* Directions for this task *
Extract every entry word for word.

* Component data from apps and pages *
* * * * * * *

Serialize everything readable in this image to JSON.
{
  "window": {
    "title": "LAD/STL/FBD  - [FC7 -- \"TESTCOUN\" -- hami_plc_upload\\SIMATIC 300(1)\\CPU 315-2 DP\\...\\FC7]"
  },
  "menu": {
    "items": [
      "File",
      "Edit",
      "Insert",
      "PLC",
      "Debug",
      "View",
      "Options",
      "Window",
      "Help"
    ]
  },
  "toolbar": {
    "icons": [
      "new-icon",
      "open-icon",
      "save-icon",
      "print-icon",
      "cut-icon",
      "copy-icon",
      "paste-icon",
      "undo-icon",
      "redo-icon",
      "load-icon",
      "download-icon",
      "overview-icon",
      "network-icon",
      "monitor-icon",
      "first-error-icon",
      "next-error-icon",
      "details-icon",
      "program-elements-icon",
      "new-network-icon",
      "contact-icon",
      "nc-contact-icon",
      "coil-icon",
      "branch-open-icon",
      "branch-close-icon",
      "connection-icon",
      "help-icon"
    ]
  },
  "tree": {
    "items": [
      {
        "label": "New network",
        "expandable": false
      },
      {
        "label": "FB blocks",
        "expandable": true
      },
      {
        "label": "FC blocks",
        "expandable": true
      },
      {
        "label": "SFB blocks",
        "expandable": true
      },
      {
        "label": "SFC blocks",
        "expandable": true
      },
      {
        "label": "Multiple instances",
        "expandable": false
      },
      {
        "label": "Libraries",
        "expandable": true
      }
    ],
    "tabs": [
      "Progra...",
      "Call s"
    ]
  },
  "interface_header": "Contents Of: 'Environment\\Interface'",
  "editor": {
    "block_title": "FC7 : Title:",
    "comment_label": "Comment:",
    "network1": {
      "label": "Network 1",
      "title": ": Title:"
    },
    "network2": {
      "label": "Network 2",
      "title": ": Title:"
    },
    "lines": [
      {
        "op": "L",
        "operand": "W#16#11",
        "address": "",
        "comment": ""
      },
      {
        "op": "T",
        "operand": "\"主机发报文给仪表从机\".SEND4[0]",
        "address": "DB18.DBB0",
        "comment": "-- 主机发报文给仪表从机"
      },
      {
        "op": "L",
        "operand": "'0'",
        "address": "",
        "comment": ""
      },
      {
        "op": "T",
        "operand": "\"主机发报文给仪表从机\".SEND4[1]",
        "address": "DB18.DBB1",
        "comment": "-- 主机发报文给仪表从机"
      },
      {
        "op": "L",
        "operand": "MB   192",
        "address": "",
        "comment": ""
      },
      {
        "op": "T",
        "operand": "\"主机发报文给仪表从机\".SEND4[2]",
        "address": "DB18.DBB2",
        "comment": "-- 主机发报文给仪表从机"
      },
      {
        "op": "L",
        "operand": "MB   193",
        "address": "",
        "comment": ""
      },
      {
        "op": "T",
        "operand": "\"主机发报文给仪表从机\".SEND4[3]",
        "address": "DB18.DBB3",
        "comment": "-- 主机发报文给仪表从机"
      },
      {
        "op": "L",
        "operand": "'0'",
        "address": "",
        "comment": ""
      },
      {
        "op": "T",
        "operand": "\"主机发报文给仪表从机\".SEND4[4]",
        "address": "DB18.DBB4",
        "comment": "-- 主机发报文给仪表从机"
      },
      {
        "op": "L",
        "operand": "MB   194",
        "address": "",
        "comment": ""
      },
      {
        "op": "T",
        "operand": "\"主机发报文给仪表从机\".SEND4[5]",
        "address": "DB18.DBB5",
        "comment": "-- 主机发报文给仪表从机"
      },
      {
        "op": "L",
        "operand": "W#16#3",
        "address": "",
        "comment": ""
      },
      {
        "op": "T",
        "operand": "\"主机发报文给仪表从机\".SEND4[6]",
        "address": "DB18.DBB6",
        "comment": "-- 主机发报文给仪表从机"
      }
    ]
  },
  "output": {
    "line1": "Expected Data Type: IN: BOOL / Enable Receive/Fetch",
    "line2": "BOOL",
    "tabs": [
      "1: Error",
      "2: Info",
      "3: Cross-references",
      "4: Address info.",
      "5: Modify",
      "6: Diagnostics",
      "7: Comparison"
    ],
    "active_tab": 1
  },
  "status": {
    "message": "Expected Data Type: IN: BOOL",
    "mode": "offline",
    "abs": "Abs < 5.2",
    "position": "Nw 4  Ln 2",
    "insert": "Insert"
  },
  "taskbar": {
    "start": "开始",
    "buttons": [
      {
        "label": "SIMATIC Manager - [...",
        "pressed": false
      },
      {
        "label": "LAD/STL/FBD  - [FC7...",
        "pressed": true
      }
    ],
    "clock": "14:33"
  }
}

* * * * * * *

* Response to this exercise *
Serialize everything readable in this image to JSON.
{
  "window": {
    "title": "LAD/STL/FBD  - [FC7 -- \"TESTCOUN\" -- hami_plc_upload\\SIMATIC 300(1)\\CPU 315-2 DP\\...\\FC7]"
  },
  "menu": {
    "items": [
      "File",
      "Edit",
      "Insert",
      "PLC",
      "Debug",
      "View",
      "Options",
      "Window",
      "Help"
    ]
  },
  "toolbar": {
    "icons": [
      "new-icon",
      "open-icon",
      "save-icon",
      "print-icon",
      "cut-icon",
      "copy-icon",
      "paste-icon",
      "undo-icon",
      "redo-icon",
      "load-icon",
      "download-icon",
      "overview-icon",
      "network-icon",
      "monitor-icon",
      "first-error-icon",
      "next-error-icon",
      "details-icon",
      "program-elements-icon",
      "new-network-icon",
      "contact-icon",
      "nc-contact-icon",
      "coil-icon",
      "branch-open-icon",
      "branch-close-icon",
      "connection-icon",
      "help-icon"
    ]
  },
  "tree": {
    "items": [
      {
        "label": "New network",
        "expandable": false
      },
      {
        "label": "FB blocks",
        "expandable": true
      },
      {
        "label": "FC blocks",
        "expandable": true
      },
      {
        "label": "SFB blocks",
        "expandable": true
      },
      {
        "label": "SFC blocks",
        "expandable": true
      },
      {
        "label": "Multiple instances",
        "expandable": false
      },
      {
        "label": "Libraries",
        "expandable": true
      }
    ],
    "tabs": [
      "Progra...",
      "Call s"
    ]
  },
  "interface_header": "Contents Of: 'Environment\\Interface'",
  "editor": {
    "block_title": "FC7 : Title:",
    "comment_label": "Comment:",
    "network1": {
      "label": "Network 1",
      "title": ": Title:"
    },
    "network2": {
      "label": "Network 2",
      "title": ": Title:"
    },
    "lines": [
      {
        "op": "L",
        "operand": "W#16#11",
        "address": "",
        "comment": ""
      },
      {
        "op": "T",
        "operand": "\"主机发报文给仪表从机\".SEND4[0]",
        "address": "DB18.DBB0",
        "comment": "-- 主机发报文给仪表从机"
      },
      {
        "op": "L",
        "operand": "'0'",
        "address": "",
        "comment": ""
      },
      {
        "op": "T",
        "operand": "\"主机发报文给仪表从机\".SEND4[1]",
        "address": "DB18.DBB1",
        "comment": "-- 主机发报文给仪表从机"
      },
      {
        "op": "L",
        "operand": "MB   192",
        "address": "",
        "comment": ""
      },
      {
        "op": "T",
        "operand": "\"主机发报文给仪表从机\".SEND4[2]",
        "address": "DB18.DBB2",
        "comment": "-- 主机发报文给仪表从机"
      },
      {
        "op": "L",
        "operand": "MB   193",
        "address": "",
        "comment": ""
      },
      {
        "op": "T",
        "operand": "\"主机发报文给仪表从机\".SEND4[3]",
        "address": "DB18.DBB3",
        "comment": "-- 主机发报文给仪表从机"
      },
      {
        "op": "L",
        "operand": "'0'",
        "address": "",
        "comment": ""
      },
      {
        "op": "T",
        "operand": "\"主机发报文给仪表从机\".SEND4[4]",
        "address": "DB18.DBB4",
        "comment": "-- 主机发报文给仪表从机"
      },
      {
        "op": "L",
        "operand": "MB   194",
        "address": "",
        "comment": ""
      },
      {
        "op": "T",
        "operand": "\"主机发报文给仪表从机\".SEND4[5]",
        "address": "DB18.DBB5",
        "comment": "-- 主机发报文给仪表从机"
      },
      {
        "op": "L",
        "operand": "W#16#3",
        "address": "",
        "comment": ""
      },
      {
        "op": "T",
        "operand": "\"主机发报文给仪表从机\".SEND4[6]",
        "address": "DB18.DBB6",
        "comment": "-- 主机发报文给仪表从机"
      }
    ]
  },
  "output": {
    "line1": "Expected Data Type: IN: BOOL / Enable Receive/Fetch",
    "line2": "BOOL",
    "tabs": [
      "1: Error",
      "2: Info",
      "3: Cross-references",
      "4: Address info.",
      "5: Modify",
      "6: Diagnostics",
      "7: Comparison"
    ],
    "active_tab": 1
  },
  "status": {
    "message": "Expected Data Type: IN: BOOL",
    "mode": "offline",
    "abs": "Abs < 5.2",
    "position": "Nw 4  Ln 2",
    "insert": "Insert"
  },
  "taskbar": {
    "start": "开始",
    "buttons": [
      {
        "label": "SIMATIC Manager - [...",
        "pressed": false
      },
      {
        "label": "LAD/STL/FBD  - [FC7...",
        "pressed": true
      }
    ],
    "clock": "14:33"
  }
}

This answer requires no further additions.